■ AVAILABLE RECORDS ■
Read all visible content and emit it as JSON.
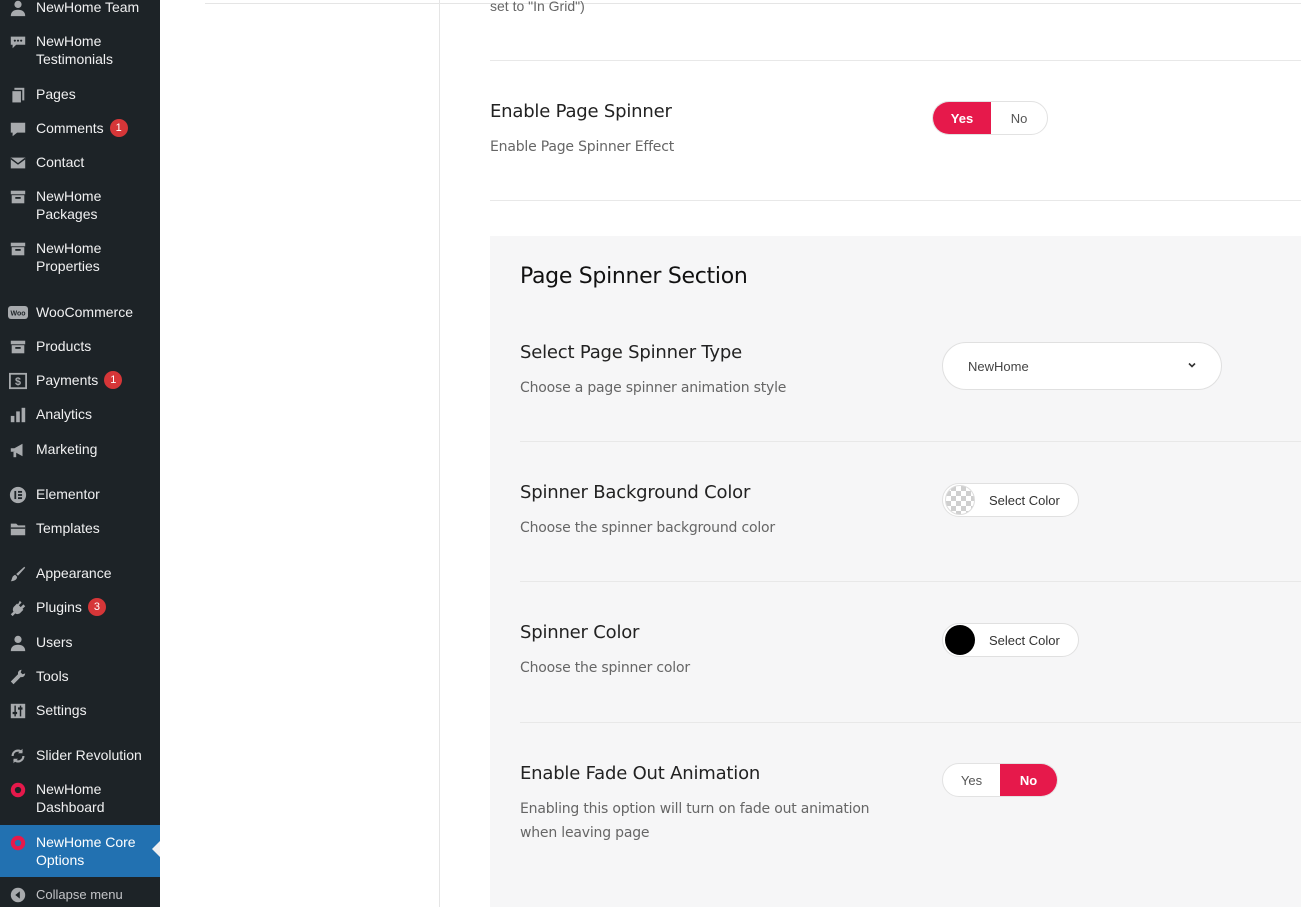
{
  "sidebar": {
    "items": [
      {
        "label": "NewHome Team",
        "icon": "person-icon"
      },
      {
        "label": "NewHome\nTestimonials",
        "icon": "speech-bubble-icon"
      },
      {
        "label": "Pages",
        "icon": "pages-icon"
      },
      {
        "label": "Comments",
        "icon": "comment-icon",
        "badge": "1"
      },
      {
        "label": "Contact",
        "icon": "envelope-icon"
      },
      {
        "label": "NewHome\nPackages",
        "icon": "archive-icon"
      },
      {
        "label": "NewHome\nProperties",
        "icon": "archive-icon"
      },
      {
        "label": "WooCommerce",
        "icon": "woo-icon",
        "icon_text": "Woo"
      },
      {
        "label": "Products",
        "icon": "archive-icon"
      },
      {
        "label": "Payments",
        "icon": "dollar-icon",
        "badge": "1"
      },
      {
        "label": "Analytics",
        "icon": "bar-chart-icon"
      },
      {
        "label": "Marketing",
        "icon": "megaphone-icon"
      },
      {
        "label": "Elementor",
        "icon": "elementor-icon"
      },
      {
        "label": "Templates",
        "icon": "folder-icon"
      },
      {
        "label": "Appearance",
        "icon": "brush-icon"
      },
      {
        "label": "Plugins",
        "icon": "plug-icon",
        "badge": "3"
      },
      {
        "label": "Users",
        "icon": "person-icon"
      },
      {
        "label": "Tools",
        "icon": "wrench-icon"
      },
      {
        "label": "Settings",
        "icon": "sliders-icon"
      },
      {
        "label": "Slider Revolution",
        "icon": "refresh-icon"
      },
      {
        "label": "NewHome\nDashboard",
        "icon": "ring-icon"
      },
      {
        "label": "NewHome Core\nOptions",
        "icon": "ring-icon",
        "current": true
      }
    ],
    "collapse_label": "Collapse menu"
  },
  "main": {
    "truncated_text": "set to \"In Grid\")",
    "page_spinner": {
      "title": "Enable Page Spinner",
      "desc": "Enable Page Spinner Effect",
      "yes": "Yes",
      "no": "No",
      "selected": "Yes"
    },
    "section": {
      "title": "Page Spinner Section",
      "spinner_type": {
        "title": "Select Page Spinner Type",
        "desc": "Choose a page spinner animation style",
        "value": "NewHome"
      },
      "bg_color": {
        "title": "Spinner Background Color",
        "desc": "Choose the spinner background color",
        "button": "Select Color",
        "swatch": "transparent"
      },
      "spinner_color": {
        "title": "Spinner Color",
        "desc": "Choose the spinner color",
        "button": "Select Color",
        "swatch": "#000000"
      },
      "fade_out": {
        "title": "Enable Fade Out Animation",
        "desc": "Enabling this option will turn on fade out animation\nwhen leaving page",
        "yes": "Yes",
        "no": "No",
        "selected": "No"
      }
    }
  },
  "colors": {
    "sidebar_bg": "#1d2327",
    "current_item_bg": "#2271b1",
    "accent": "#e6194b",
    "badge": "#d63638"
  }
}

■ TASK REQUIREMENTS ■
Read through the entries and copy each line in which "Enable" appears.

■ SOLUTION ■
      "title": "Enable Page Spinner",
      "desc": "Enable Page Spinner Effect",
        "title": "Enable Fade Out Animation",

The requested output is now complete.